What to do — Go through the listing and pick out each line with the word "Carlsberg" in it.

Data for processing: Begin

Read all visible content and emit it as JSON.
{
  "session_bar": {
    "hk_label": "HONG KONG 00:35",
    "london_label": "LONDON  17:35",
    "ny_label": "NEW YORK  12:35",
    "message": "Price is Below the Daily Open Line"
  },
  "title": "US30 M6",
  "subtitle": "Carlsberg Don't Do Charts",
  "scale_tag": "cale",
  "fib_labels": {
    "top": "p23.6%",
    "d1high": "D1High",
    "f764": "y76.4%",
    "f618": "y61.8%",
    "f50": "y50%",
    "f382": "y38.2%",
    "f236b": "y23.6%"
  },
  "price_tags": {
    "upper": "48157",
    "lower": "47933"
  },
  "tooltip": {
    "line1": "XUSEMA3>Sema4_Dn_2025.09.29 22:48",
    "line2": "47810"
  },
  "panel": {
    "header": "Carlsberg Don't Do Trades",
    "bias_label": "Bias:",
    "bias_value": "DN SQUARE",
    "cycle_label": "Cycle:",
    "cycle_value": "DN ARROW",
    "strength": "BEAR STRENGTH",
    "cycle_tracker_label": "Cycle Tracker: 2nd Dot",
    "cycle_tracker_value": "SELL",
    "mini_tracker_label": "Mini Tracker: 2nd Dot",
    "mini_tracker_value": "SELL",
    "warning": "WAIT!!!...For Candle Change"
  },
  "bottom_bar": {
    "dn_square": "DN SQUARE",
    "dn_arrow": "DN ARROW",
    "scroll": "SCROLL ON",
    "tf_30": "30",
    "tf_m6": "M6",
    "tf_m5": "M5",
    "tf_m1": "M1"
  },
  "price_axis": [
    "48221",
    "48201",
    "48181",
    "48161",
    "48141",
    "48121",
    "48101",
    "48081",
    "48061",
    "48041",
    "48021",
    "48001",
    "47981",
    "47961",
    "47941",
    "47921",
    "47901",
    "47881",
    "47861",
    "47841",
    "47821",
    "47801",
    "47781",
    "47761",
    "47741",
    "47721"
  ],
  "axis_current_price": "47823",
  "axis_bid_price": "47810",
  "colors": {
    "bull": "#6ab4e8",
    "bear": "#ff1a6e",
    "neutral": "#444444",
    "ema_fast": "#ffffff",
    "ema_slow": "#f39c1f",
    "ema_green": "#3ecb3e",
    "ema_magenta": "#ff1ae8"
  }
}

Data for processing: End
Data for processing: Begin

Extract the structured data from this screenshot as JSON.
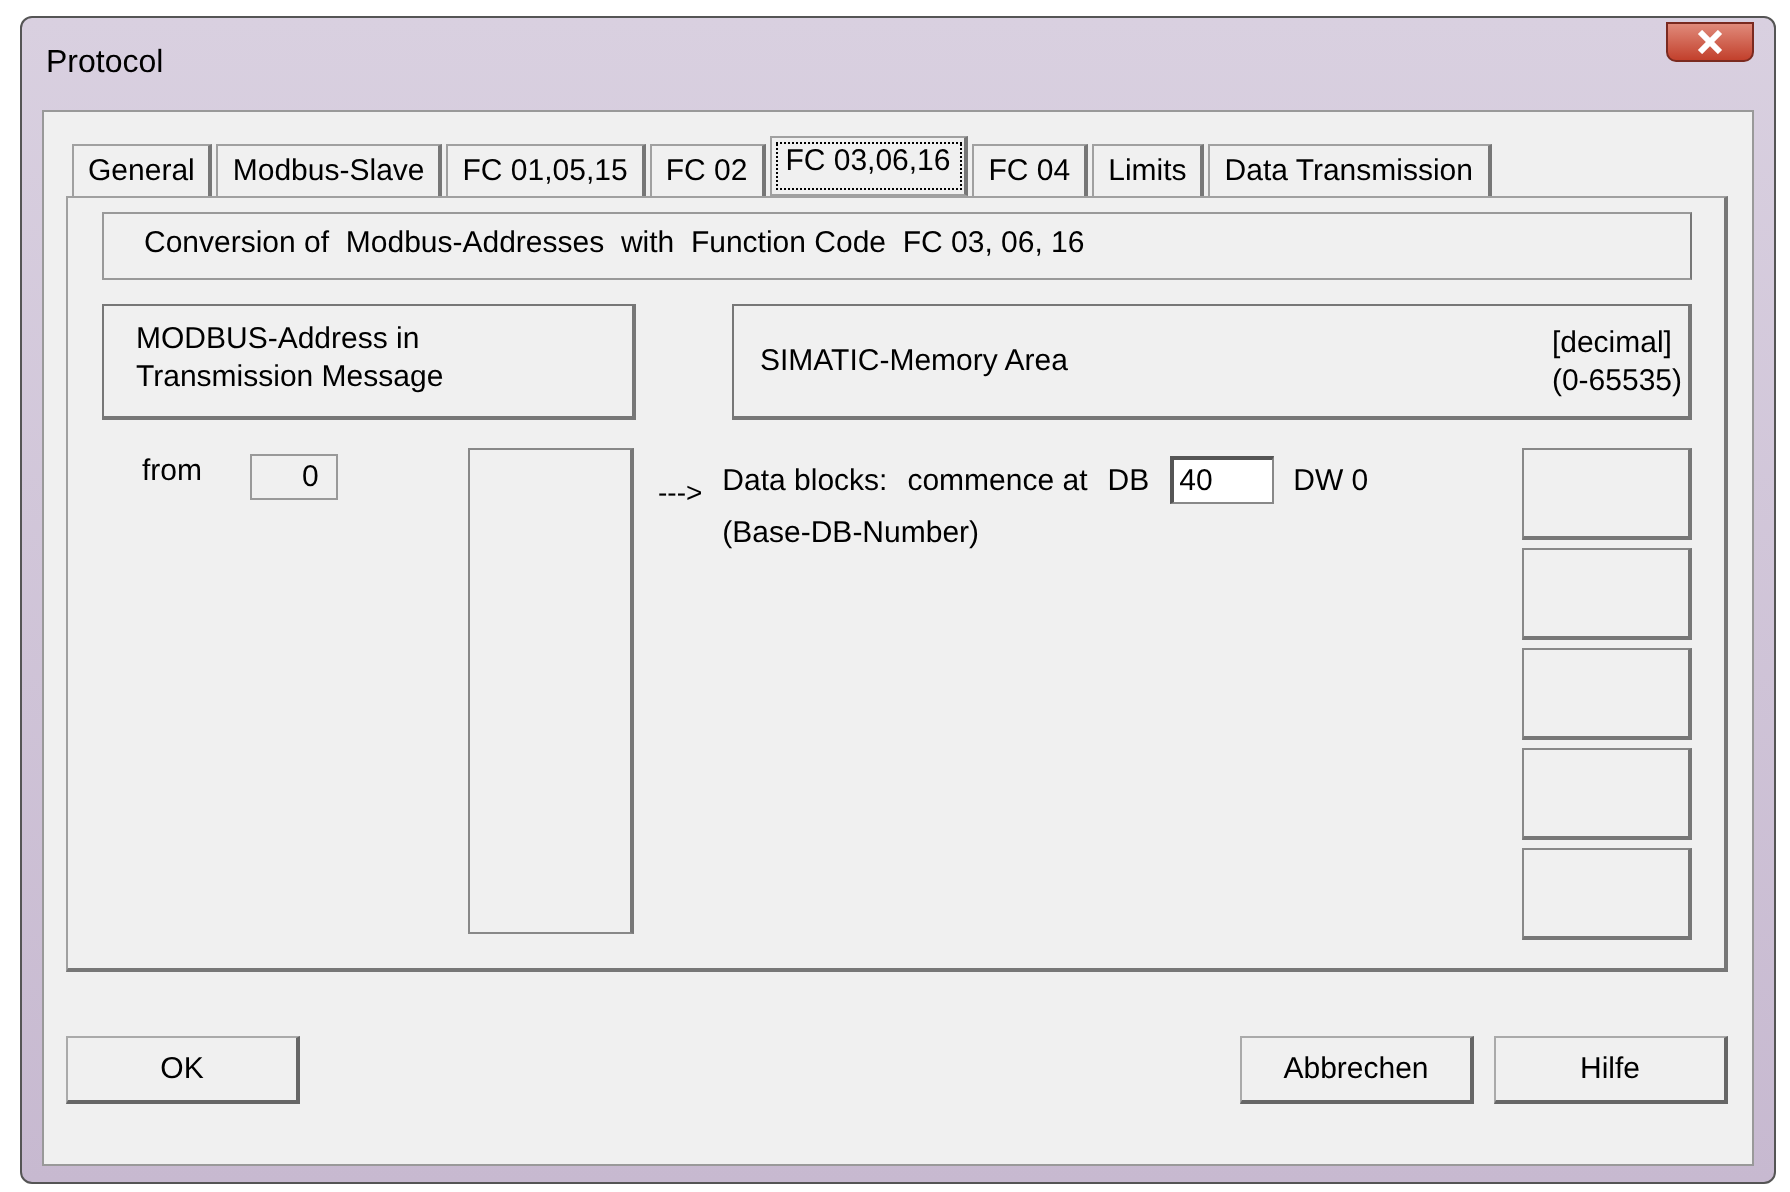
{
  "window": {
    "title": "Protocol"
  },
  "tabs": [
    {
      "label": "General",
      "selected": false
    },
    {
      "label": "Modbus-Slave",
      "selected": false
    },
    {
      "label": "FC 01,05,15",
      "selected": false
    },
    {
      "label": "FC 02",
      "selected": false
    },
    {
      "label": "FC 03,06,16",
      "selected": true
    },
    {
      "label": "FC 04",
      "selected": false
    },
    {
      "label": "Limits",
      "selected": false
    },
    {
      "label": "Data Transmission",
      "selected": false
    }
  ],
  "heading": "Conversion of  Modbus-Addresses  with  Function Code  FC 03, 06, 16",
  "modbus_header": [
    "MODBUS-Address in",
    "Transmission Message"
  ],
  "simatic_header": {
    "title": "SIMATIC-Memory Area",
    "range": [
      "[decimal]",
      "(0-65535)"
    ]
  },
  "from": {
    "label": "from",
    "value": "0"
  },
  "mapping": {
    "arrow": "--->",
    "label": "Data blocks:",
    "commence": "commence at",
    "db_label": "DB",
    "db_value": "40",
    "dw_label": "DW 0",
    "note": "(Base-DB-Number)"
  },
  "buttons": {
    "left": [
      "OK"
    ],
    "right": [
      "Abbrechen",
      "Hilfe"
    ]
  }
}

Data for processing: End

Solved exercise —
  "subtitle": "Carlsberg Don't Do Charts",
    "header": "Carlsberg Don't Do Trades",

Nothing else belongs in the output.